Good News from Thu, 02 December, 2010:

Kempele ecovillage leads the
way

Kempele ecovillage
demonstrates that saving energy and renewable energy are cost-effective
alternatives without having to compromise on the comfort of the home. Kempele ecovillage demonstrates that saving energy and renewable energy are cost-effective alternatives without having to compromise on the comfort of the home.

The ecovillage of ten detached houses in Kempele is the first of its kind in Europe. What makes the project unique is the fact that the residential area is based entirely on renewable energy and it is not connected to the national electric power network.

Electrical and heat energy for the ecovillage are produced entirely in its own CHP plant from wood chips and using wind power. The aim of the pilot project is to create energy self-sufficiency based on renewable energy sources, a communal spirit and to save energy.

The houses in the area have been built to a low energy standard. The heating is underfloor heating based on water circulation and all the technical solutions have endeavoured to use electricity saving solutions, stresses Juha Sipilä, Managing Director of Fortel Components Oy, which built the ecovillage.

 Cheap energy

 The energy for the area is produced from wood chips through gasification. Gas is burned in the wood gas generator and the houses are heated through the waste heat created in the production of electricity.

  A local heating network has been built in the area, which has been constructed to prevent heat loss as a low temperature system,  explains Sipilä.

Every house has a 700-litre water tank that provides water quickly. It is easy to produce low temperature water from waste heat from the production of electricity, so separate heat production is not necessary at all. The energy for the supply air units in the houses comes from the CHP plant.

By using energy saving solutions and renewable energy, we aim to significantly reduce the energy bill. The builders in the area are also keen on energy saving solutions themselves, states Sipilä.

Interest in the ecovillage

In addition to common regulations and recommendations, ventilation preheating which uses geothermal heat, and which is used for cooling in summer, has been installed in some of the houses. Cooling using electricity is not allowed in the area.

The performance tests have been encouraging. The ecovillage has generated a great deal of interest both in Finland and abroad. Visitors from countries such as Germany, Switzerland, Sweden, the Ukraine and Holland have visited the area.

Clean energy and construction that supports it is one of the fastest growing sectors in the world.
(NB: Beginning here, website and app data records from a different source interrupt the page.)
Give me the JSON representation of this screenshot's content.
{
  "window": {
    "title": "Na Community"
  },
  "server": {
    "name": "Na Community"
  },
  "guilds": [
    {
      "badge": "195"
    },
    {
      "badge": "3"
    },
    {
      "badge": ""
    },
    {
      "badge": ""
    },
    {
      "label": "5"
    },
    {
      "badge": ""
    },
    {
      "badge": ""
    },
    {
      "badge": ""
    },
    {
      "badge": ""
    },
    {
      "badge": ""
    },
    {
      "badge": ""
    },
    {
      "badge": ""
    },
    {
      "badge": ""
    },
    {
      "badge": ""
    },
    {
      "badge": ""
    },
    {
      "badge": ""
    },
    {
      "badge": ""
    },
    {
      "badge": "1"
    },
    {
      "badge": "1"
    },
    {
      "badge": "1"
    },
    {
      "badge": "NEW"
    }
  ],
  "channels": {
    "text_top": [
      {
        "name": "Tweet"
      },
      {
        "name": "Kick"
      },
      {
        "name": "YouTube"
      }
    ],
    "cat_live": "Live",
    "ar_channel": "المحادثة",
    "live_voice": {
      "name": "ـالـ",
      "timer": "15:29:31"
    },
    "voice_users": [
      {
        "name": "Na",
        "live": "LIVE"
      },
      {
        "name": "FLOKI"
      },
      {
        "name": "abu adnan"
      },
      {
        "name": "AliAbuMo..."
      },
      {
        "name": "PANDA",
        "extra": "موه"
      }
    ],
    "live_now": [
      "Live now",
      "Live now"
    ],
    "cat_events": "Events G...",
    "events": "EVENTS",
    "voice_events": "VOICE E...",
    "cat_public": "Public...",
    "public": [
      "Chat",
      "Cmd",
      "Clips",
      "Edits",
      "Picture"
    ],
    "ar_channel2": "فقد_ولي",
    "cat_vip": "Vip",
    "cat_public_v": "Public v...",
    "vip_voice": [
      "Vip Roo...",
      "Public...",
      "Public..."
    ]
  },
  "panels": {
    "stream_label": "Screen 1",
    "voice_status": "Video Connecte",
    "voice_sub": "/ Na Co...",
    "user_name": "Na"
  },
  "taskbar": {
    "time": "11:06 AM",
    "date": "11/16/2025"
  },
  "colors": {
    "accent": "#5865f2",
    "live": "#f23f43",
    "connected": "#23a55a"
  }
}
Finland has a strong foundation on which to build new expertise and businesses around this global trend, says Sipilä.

In November, Kempele ecovillage won the prestigious prize of the Finnish Association of Civil Engineers for innovative development work.

www.fortel.fi

SoM